_WORK REQUEST_.
Nothing in the entries should change; repeat them exactly.

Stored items
————————

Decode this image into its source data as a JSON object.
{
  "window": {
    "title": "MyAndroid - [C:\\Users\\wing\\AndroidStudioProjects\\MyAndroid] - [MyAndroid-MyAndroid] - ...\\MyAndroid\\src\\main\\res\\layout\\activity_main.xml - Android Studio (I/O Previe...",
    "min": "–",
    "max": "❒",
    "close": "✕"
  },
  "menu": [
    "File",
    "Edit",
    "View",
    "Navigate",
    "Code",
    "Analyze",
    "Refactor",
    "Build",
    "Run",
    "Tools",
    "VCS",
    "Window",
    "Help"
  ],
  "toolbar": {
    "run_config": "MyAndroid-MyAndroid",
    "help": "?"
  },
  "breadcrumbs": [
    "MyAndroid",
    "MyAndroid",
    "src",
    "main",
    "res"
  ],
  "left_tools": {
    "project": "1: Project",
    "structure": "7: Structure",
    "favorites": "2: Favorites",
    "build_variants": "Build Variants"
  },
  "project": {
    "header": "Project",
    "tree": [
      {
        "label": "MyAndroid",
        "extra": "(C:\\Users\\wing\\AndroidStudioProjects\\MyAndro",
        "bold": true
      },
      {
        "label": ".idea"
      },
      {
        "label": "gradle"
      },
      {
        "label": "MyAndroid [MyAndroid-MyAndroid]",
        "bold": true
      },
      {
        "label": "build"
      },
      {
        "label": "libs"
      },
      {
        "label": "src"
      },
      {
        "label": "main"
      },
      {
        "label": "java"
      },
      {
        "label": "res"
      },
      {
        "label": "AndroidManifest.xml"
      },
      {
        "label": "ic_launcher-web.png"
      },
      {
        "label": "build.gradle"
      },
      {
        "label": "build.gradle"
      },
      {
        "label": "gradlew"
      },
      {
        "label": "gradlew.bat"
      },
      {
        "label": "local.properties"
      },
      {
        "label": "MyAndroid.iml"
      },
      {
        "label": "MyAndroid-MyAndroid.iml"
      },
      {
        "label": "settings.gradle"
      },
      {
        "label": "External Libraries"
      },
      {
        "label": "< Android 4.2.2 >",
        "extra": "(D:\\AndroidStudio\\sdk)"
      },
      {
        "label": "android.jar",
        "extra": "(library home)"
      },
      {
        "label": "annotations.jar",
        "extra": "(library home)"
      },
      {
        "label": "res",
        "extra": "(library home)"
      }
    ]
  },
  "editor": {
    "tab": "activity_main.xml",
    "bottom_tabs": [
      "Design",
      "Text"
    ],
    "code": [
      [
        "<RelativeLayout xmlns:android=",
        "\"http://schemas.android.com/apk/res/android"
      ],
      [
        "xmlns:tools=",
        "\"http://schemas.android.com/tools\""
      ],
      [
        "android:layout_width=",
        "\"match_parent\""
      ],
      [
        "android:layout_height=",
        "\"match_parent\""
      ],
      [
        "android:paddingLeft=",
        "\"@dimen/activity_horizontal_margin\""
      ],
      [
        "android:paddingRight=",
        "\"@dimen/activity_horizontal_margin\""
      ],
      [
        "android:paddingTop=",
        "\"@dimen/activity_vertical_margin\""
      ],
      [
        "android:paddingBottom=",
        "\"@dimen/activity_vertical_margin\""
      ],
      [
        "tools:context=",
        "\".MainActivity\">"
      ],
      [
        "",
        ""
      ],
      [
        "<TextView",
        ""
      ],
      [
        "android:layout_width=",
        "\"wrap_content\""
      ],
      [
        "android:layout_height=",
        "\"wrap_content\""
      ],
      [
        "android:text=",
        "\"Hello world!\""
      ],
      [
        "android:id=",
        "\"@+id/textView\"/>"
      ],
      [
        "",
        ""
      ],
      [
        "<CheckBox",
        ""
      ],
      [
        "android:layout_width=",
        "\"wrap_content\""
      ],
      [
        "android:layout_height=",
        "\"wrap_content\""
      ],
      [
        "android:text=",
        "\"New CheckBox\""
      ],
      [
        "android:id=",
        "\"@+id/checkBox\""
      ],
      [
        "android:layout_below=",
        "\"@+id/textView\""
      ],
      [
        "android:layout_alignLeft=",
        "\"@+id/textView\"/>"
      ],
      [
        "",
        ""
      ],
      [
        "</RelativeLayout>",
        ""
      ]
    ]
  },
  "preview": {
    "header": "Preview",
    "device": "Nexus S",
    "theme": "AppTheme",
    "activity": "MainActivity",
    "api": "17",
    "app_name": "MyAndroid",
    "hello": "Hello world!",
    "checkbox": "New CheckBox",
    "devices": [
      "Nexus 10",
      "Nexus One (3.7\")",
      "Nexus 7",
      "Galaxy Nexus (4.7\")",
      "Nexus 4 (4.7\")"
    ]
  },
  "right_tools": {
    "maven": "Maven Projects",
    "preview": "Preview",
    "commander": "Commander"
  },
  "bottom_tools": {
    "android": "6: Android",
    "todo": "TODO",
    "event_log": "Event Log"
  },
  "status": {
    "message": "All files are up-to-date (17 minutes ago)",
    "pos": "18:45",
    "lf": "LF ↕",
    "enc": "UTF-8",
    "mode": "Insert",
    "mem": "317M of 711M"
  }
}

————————

_OUTPUT BELOW_.
Decode this image into its source data as a JSON object.
{
  "window": {
    "title": "MyAndroid - [C:\\Users\\wing\\AndroidStudioProjects\\MyAndroid] - [MyAndroid-MyAndroid] - ...\\MyAndroid\\src\\main\\res\\layout\\activity_main.xml - Android Studio (I/O Previe...",
    "min": "–",
    "max": "❒",
    "close": "✕"
  },
  "menu": [
    "File",
    "Edit",
    "View",
    "Navigate",
    "Code",
    "Analyze",
    "Refactor",
    "Build",
    "Run",
    "Tools",
    "VCS",
    "Window",
    "Help"
  ],
  "toolbar": {
    "run_config": "MyAndroid-MyAndroid",
    "help": "?"
  },
  "breadcrumbs": [
    "MyAndroid",
    "MyAndroid",
    "src",
    "main",
    "res"
  ],
  "left_tools": {
    "project": "1: Project",
    "structure": "7: Structure",
    "favorites": "2: Favorites",
    "build_variants": "Build Variants"
  },
  "project": {
    "header": "Project",
    "tree": [
      {
        "label": "MyAndroid",
        "extra": "(C:\\Users\\wing\\AndroidStudioProjects\\MyAndro",
        "bold": true
      },
      {
        "label": ".idea"
      },
      {
        "label": "gradle"
      },
      {
        "label": "MyAndroid [MyAndroid-MyAndroid]",
        "bold": true
      },
      {
        "label": "build"
      },
      {
        "label": "libs"
      },
      {
        "label": "src"
      },
      {
        "label": "main"
      },
      {
        "label": "java"
      },
      {
        "label": "res"
      },
      {
        "label": "AndroidManifest.xml"
      },
      {
        "label": "ic_launcher-web.png"
      },
      {
        "label": "build.gradle"
      },
      {
        "label": "build.gradle"
      },
      {
        "label": "gradlew"
      },
      {
        "label": "gradlew.bat"
      },
      {
        "label": "local.properties"
      },
      {
        "label": "MyAndroid.iml"
      },
      {
        "label": "MyAndroid-MyAndroid.iml"
      },
      {
        "label": "settings.gradle"
      },
      {
        "label": "External Libraries"
      },
      {
        "label": "< Android 4.2.2 >",
        "extra": "(D:\\AndroidStudio\\sdk)"
      },
      {
        "label": "android.jar",
        "extra": "(library home)"
      },
      {
        "label": "annotations.jar",
        "extra": "(library home)"
      },
      {
        "label": "res",
        "extra": "(library home)"
      }
    ]
  },
  "editor": {
    "tab": "activity_main.xml",
    "bottom_tabs": [
      "Design",
      "Text"
    ],
    "code": [
      [
        "<RelativeLayout xmlns:android=",
        "\"http://schemas.android.com/apk/res/android"
      ],
      [
        "xmlns:tools=",
        "\"http://schemas.android.com/tools\""
      ],
      [
        "android:layout_width=",
        "\"match_parent\""
      ],
      [
        "android:layout_height=",
        "\"match_parent\""
      ],
      [
        "android:paddingLeft=",
        "\"@dimen/activity_horizontal_margin\""
      ],
      [
        "android:paddingRight=",
        "\"@dimen/activity_horizontal_margin\""
      ],
      [
        "android:paddingTop=",
        "\"@dimen/activity_vertical_margin\""
      ],
      [
        "android:paddingBottom=",
        "\"@dimen/activity_vertical_margin\""
      ],
      [
        "tools:context=",
        "\".MainActivity\">"
      ],
      [
        "",
        ""
      ],
      [
        "<TextView",
        ""
      ],
      [
        "android:layout_width=",
        "\"wrap_content\""
      ],
      [
        "android:layout_height=",
        "\"wrap_content\""
      ],
      [
        "android:text=",
        "\"Hello world!\""
      ],
      [
        "android:id=",
        "\"@+id/textView\"/>"
      ],
      [
        "",
        ""
      ],
      [
        "<CheckBox",
        ""
      ],
      [
        "android:layout_width=",
        "\"wrap_content\""
      ],
      [
        "android:layout_height=",
        "\"wrap_content\""
      ],
      [
        "android:text=",
        "\"New CheckBox\""
      ],
      [
        "android:id=",
        "\"@+id/checkBox\""
      ],
      [
        "android:layout_below=",
        "\"@+id/textView\""
      ],
      [
        "android:layout_alignLeft=",
        "\"@+id/textView\"/>"
      ],
      [
        "",
        ""
      ],
      [
        "</RelativeLayout>",
        ""
      ]
    ]
  },
  "preview": {
    "header": "Preview",
    "device": "Nexus S",
    "theme": "AppTheme",
    "activity": "MainActivity",
    "api": "17",
    "app_name": "MyAndroid",
    "hello": "Hello world!",
    "checkbox": "New CheckBox",
    "devices": [
      "Nexus 10",
      "Nexus One (3.7\")",
      "Nexus 7",
      "Galaxy Nexus (4.7\")",
      "Nexus 4 (4.7\")"
    ]
  },
  "right_tools": {
    "maven": "Maven Projects",
    "preview": "Preview",
    "commander": "Commander"
  },
  "bottom_tools": {
    "android": "6: Android",
    "todo": "TODO",
    "event_log": "Event Log"
  },
  "status": {
    "message": "All files are up-to-date (17 minutes ago)",
    "pos": "18:45",
    "lf": "LF ↕",
    "enc": "UTF-8",
    "mode": "Insert",
    "mem": "317M of 711M"
  }
}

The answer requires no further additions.